DATA FOR THIS EXERCISE »
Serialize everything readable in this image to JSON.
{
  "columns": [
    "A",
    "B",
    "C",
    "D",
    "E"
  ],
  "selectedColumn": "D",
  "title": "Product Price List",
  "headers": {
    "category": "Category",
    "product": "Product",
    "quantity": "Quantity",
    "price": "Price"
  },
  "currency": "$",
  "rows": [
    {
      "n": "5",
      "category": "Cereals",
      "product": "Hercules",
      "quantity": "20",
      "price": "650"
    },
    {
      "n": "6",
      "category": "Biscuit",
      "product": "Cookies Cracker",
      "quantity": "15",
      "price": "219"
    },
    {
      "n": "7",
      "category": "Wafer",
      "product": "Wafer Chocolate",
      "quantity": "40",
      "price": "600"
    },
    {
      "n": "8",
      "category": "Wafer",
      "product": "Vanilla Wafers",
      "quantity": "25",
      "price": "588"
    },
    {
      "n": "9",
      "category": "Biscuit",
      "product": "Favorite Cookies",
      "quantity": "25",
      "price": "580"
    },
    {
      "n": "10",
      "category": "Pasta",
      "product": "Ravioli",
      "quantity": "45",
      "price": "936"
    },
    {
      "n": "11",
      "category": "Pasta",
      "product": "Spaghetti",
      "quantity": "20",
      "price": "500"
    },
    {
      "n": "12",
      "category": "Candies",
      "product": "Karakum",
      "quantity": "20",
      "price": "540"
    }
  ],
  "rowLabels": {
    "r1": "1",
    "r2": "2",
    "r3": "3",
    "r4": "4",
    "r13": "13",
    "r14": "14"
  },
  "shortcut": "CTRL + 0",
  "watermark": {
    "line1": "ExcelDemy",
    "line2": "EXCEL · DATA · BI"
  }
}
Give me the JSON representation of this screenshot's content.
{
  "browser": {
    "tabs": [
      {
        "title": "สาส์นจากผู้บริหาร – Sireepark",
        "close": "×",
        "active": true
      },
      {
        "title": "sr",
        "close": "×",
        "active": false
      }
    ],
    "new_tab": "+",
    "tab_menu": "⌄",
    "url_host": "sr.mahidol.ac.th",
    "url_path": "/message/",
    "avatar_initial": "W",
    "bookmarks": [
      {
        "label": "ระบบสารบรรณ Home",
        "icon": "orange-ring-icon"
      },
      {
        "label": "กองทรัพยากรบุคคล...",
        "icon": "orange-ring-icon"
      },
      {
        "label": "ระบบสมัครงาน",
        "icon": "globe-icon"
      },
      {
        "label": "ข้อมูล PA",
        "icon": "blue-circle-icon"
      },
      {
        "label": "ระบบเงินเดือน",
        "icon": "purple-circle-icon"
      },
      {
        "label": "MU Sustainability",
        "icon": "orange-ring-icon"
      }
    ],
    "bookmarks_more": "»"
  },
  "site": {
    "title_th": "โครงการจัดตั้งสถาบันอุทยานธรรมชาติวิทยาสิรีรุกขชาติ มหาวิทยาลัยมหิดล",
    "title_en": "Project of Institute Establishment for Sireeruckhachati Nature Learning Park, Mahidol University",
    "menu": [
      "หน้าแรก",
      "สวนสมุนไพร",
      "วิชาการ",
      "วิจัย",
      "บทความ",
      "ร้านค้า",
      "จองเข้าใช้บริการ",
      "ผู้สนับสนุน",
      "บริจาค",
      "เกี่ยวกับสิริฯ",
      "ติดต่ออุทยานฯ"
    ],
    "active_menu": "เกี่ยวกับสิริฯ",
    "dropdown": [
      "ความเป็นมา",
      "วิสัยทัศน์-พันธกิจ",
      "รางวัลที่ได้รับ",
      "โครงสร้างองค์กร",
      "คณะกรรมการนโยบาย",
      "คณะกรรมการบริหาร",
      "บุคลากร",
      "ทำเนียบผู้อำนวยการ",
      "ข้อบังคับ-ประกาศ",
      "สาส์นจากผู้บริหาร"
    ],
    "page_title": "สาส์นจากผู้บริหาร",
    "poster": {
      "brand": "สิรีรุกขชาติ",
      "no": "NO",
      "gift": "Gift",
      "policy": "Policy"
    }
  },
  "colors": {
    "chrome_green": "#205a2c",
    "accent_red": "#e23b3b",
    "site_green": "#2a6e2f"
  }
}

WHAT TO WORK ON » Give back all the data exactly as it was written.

SOLUTION TO THIS EXERCISE »
Serialize everything readable in this image to JSON.
{
  "columns": [
    "A",
    "B",
    "C",
    "D",
    "E"
  ],
  "selectedColumn": "D",
  "title": "Product Price List",
  "headers": {
    "category": "Category",
    "product": "Product",
    "quantity": "Quantity",
    "price": "Price"
  },
  "currency": "$",
  "rows": [
    {
      "n": "5",
      "category": "Cereals",
      "product": "Hercules",
      "quantity": "20",
      "price": "650"
    },
    {
      "n": "6",
      "category": "Biscuit",
      "product": "Cookies Cracker",
      "quantity": "15",
      "price": "219"
    },
    {
      "n": "7",
      "category": "Wafer",
      "product": "Wafer Chocolate",
      "quantity": "40",
      "price": "600"
    },
    {
      "n": "8",
      "category": "Wafer",
      "product": "Vanilla Wafers",
      "quantity": "25",
      "price": "588"
    },
    {
      "n": "9",
      "category": "Biscuit",
      "product": "Favorite Cookies",
      "quantity": "25",
      "price": "580"
    },
    {
      "n": "10",
      "category": "Pasta",
      "product": "Ravioli",
      "quantity": "45",
      "price": "936"
    },
    {
      "n": "11",
      "category": "Pasta",
      "product": "Spaghetti",
      "quantity": "20",
      "price": "500"
    },
    {
      "n": "12",
      "category": "Candies",
      "product": "Karakum",
      "quantity": "20",
      "price": "540"
    }
  ],
  "rowLabels": {
    "r1": "1",
    "r2": "2",
    "r3": "3",
    "r4": "4",
    "r13": "13",
    "r14": "14"
  },
  "shortcut": "CTRL + 0",
  "watermark": {
    "line1": "ExcelDemy",
    "line2": "EXCEL · DATA · BI"
  }
}
Give me the JSON representation of this screenshot's content.
{
  "browser": {
    "tabs": [
      {
        "title": "สาส์นจากผู้บริหาร – Sireepark",
        "close": "×",
        "active": true
      },
      {
        "title": "sr",
        "close": "×",
        "active": false
      }
    ],
    "new_tab": "+",
    "tab_menu": "⌄",
    "url_host": "sr.mahidol.ac.th",
    "url_path": "/message/",
    "avatar_initial": "W",
    "bookmarks": [
      {
        "label": "ระบบสารบรรณ Home",
        "icon": "orange-ring-icon"
      },
      {
        "label": "กองทรัพยากรบุคคล...",
        "icon": "orange-ring-icon"
      },
      {
        "label": "ระบบสมัครงาน",
        "icon": "globe-icon"
      },
      {
        "label": "ข้อมูล PA",
        "icon": "blue-circle-icon"
      },
      {
        "label": "ระบบเงินเดือน",
        "icon": "purple-circle-icon"
      },
      {
        "label": "MU Sustainability",
        "icon": "orange-ring-icon"
      }
    ],
    "bookmarks_more": "»"
  },
  "site": {
    "title_th": "โครงการจัดตั้งสถาบันอุทยานธรรมชาติวิทยาสิรีรุกขชาติ มหาวิทยาลัยมหิดล",
    "title_en": "Project of Institute Establishment for Sireeruckhachati Nature Learning Park, Mahidol University",
    "menu": [
      "หน้าแรก",
      "สวนสมุนไพร",
      "วิชาการ",
      "วิจัย",
      "บทความ",
      "ร้านค้า",
      "จองเข้าใช้บริการ",
      "ผู้สนับสนุน",
      "บริจาค",
      "เกี่ยวกับสิริฯ",
      "ติดต่ออุทยานฯ"
    ],
    "active_menu": "เกี่ยวกับสิริฯ",
    "dropdown": [
      "ความเป็นมา",
      "วิสัยทัศน์-พันธกิจ",
      "รางวัลที่ได้รับ",
      "โครงสร้างองค์กร",
      "คณะกรรมการนโยบาย",
      "คณะกรรมการบริหาร",
      "บุคลากร",
      "ทำเนียบผู้อำนวยการ",
      "ข้อบังคับ-ประกาศ",
      "สาส์นจากผู้บริหาร"
    ],
    "page_title": "สาส์นจากผู้บริหาร",
    "poster": {
      "brand": "สิรีรุกขชาติ",
      "no": "NO",
      "gift": "Gift",
      "policy": "Policy"
    }
  },
  "colors": {
    "chrome_green": "#205a2c",
    "accent_red": "#e23b3b",
    "site_green": "#2a6e2f"
  }
}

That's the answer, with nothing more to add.